» About this exercise: Give only a number in reply. It should be how many lines in the records contain the string "Loan".

++++++++++++++++++++

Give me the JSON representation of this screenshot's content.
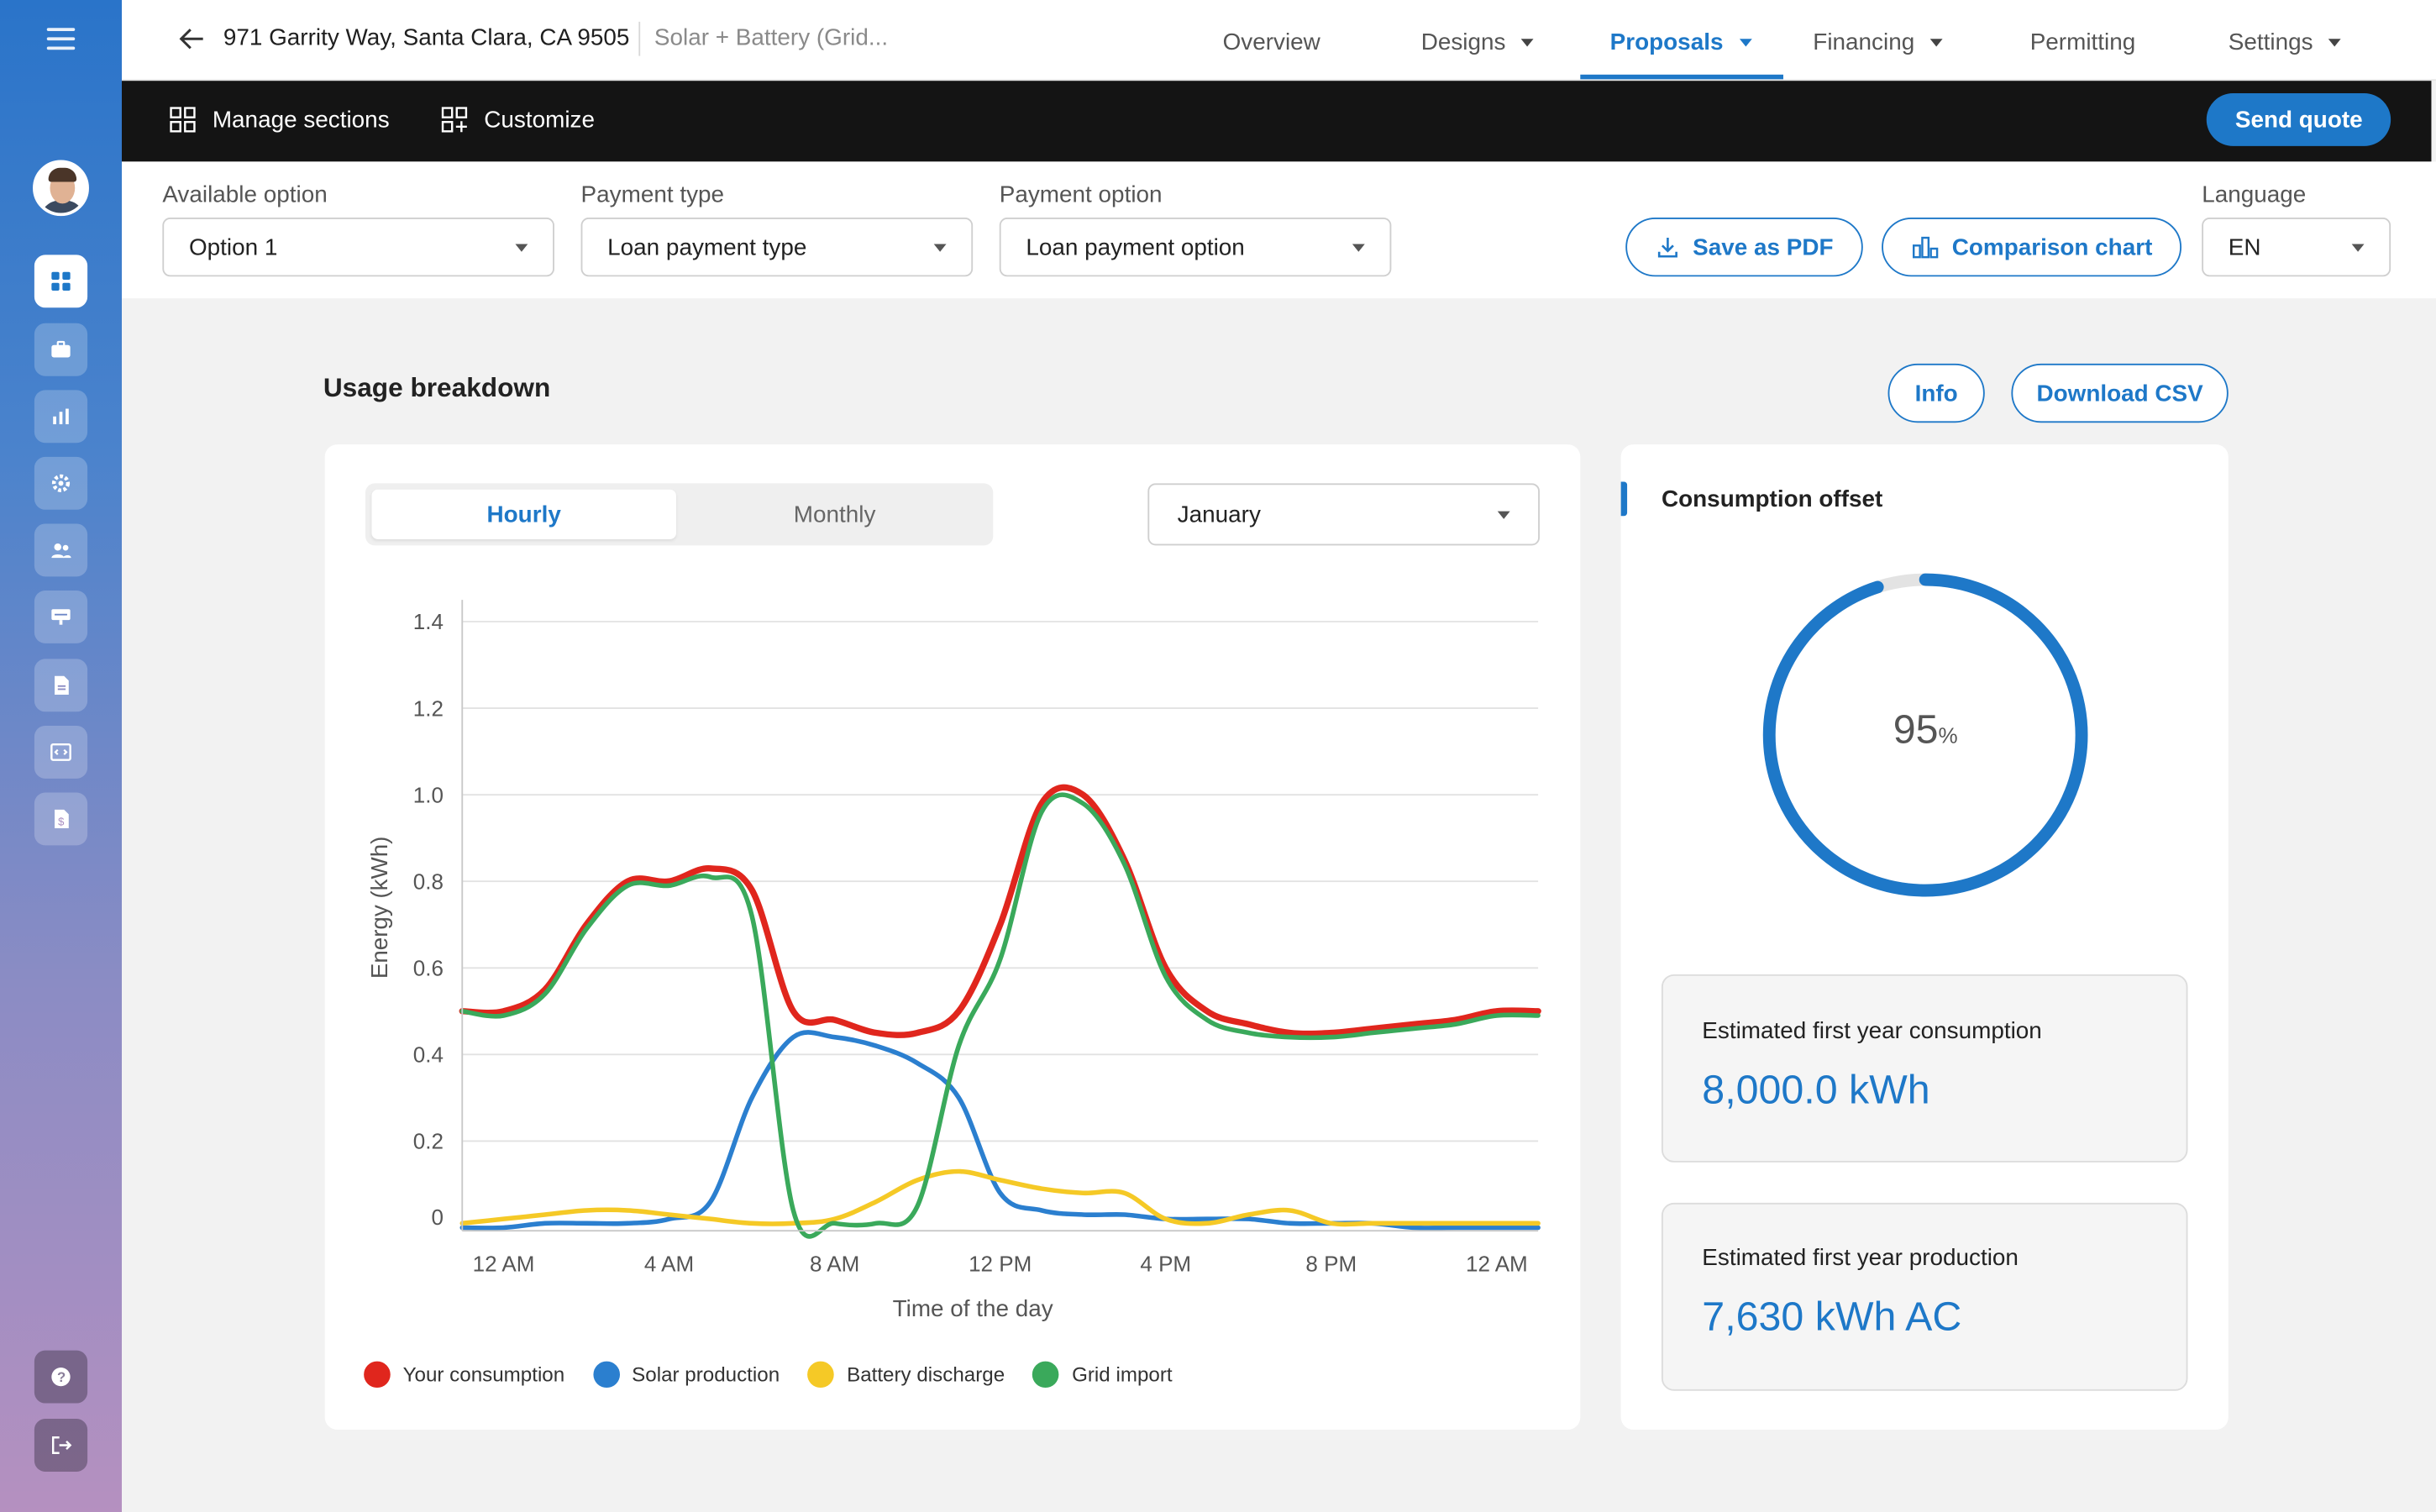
{
  "colors": {
    "accent": "#1e78c8",
    "consumption": "#e0261d",
    "solar": "#2b7fcf",
    "battery": "#f5c926",
    "grid": "#3aa95b"
  },
  "header": {
    "address": "971 Garrity Way, Santa Clara, CA 9505",
    "project": "Solar + Battery (Grid...",
    "nav": [
      {
        "label": "Overview",
        "has_caret": false
      },
      {
        "label": "Designs",
        "has_caret": true
      },
      {
        "label": "Proposals",
        "has_caret": true,
        "active": true
      },
      {
        "label": "Financing",
        "has_caret": true
      },
      {
        "label": "Permitting",
        "has_caret": false
      },
      {
        "label": "Settings",
        "has_caret": true
      }
    ]
  },
  "toolbar": {
    "manage_sections": "Manage sections",
    "customize": "Customize",
    "send_quote": "Send quote"
  },
  "options": {
    "available_option_label": "Available option",
    "available_option_value": "Option 1",
    "payment_type_label": "Payment type",
    "payment_type_value": "Loan payment type",
    "payment_option_label": "Payment option",
    "payment_option_value": "Loan payment option",
    "save_pdf": "Save as PDF",
    "comparison_chart": "Comparison chart",
    "language_label": "Language",
    "language_value": "EN"
  },
  "usage": {
    "title": "Usage breakdown",
    "info_button": "Info",
    "download_csv": "Download CSV",
    "tab_hourly": "Hourly",
    "tab_monthly": "Monthly",
    "month": "January"
  },
  "chart_data": {
    "type": "line",
    "xlabel": "Time of the day",
    "ylabel": "Energy (kWh)",
    "ylim": [
      0,
      1.4
    ],
    "yticks": [
      "0",
      "0.2",
      "0.4",
      "0.6",
      "0.8",
      "1.0",
      "1.2",
      "1.4"
    ],
    "xtick_labels": [
      "12 AM",
      "4 AM",
      "8 AM",
      "12 PM",
      "4 PM",
      "8 PM",
      "12 AM"
    ],
    "xlim": [
      0,
      26
    ],
    "grid": true,
    "legend_position": "bottom-left",
    "series": [
      {
        "name": "Your consumption",
        "color": "#e0261d",
        "x": [
          0,
          1,
          2,
          3,
          4,
          5,
          6,
          7,
          8,
          9,
          10,
          11,
          12,
          13,
          14,
          15,
          16,
          17,
          18,
          19,
          20,
          21,
          22,
          23,
          24,
          25,
          26
        ],
        "y": [
          0.5,
          0.5,
          0.55,
          0.7,
          0.8,
          0.8,
          0.83,
          0.78,
          0.5,
          0.48,
          0.45,
          0.45,
          0.5,
          0.7,
          0.98,
          1.0,
          0.85,
          0.6,
          0.5,
          0.47,
          0.45,
          0.45,
          0.46,
          0.47,
          0.48,
          0.5,
          0.5
        ]
      },
      {
        "name": "Solar production",
        "color": "#2b7fcf",
        "x": [
          0,
          1,
          2,
          3,
          4,
          5,
          6,
          7,
          8,
          9,
          10,
          11,
          12,
          13,
          14,
          15,
          16,
          17,
          18,
          19,
          20,
          21,
          22,
          23,
          24,
          25,
          26
        ],
        "y": [
          0,
          0,
          0.01,
          0.01,
          0.01,
          0.02,
          0.06,
          0.3,
          0.44,
          0.44,
          0.42,
          0.38,
          0.3,
          0.08,
          0.04,
          0.03,
          0.03,
          0.02,
          0.02,
          0.02,
          0.01,
          0.01,
          0.01,
          0,
          0,
          0,
          0
        ]
      },
      {
        "name": "Battery discharge",
        "color": "#f5c926",
        "x": [
          0,
          1,
          2,
          3,
          4,
          5,
          6,
          7,
          8,
          9,
          10,
          11,
          12,
          13,
          14,
          15,
          16,
          17,
          18,
          19,
          20,
          21,
          22,
          23,
          24,
          25,
          26
        ],
        "y": [
          0.01,
          0.02,
          0.03,
          0.04,
          0.04,
          0.03,
          0.02,
          0.01,
          0.01,
          0.02,
          0.06,
          0.11,
          0.13,
          0.11,
          0.09,
          0.08,
          0.08,
          0.02,
          0.01,
          0.03,
          0.04,
          0.01,
          0.01,
          0.01,
          0.01,
          0.01,
          0.01
        ]
      },
      {
        "name": "Grid import",
        "color": "#3aa95b",
        "x": [
          0,
          1,
          2,
          3,
          4,
          5,
          6,
          7,
          8,
          9,
          10,
          11,
          12,
          13,
          14,
          15,
          16,
          17,
          18,
          19,
          20,
          21,
          22,
          23,
          24,
          25,
          26
        ],
        "y": [
          0.5,
          0.49,
          0.54,
          0.69,
          0.79,
          0.79,
          0.81,
          0.72,
          0.04,
          0.01,
          0.01,
          0.05,
          0.42,
          0.62,
          0.96,
          0.98,
          0.84,
          0.58,
          0.48,
          0.45,
          0.44,
          0.44,
          0.45,
          0.46,
          0.47,
          0.49,
          0.49
        ]
      }
    ]
  },
  "offset": {
    "title": "Consumption offset",
    "percent": 95,
    "percent_number": "95",
    "percent_sign": "%",
    "consumption_label": "Estimated first year consumption",
    "consumption_value": "8,000.0 kWh",
    "production_label": "Estimated first year production",
    "production_value": "7,630 kWh AC"
  }
}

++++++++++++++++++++

» The answer: 2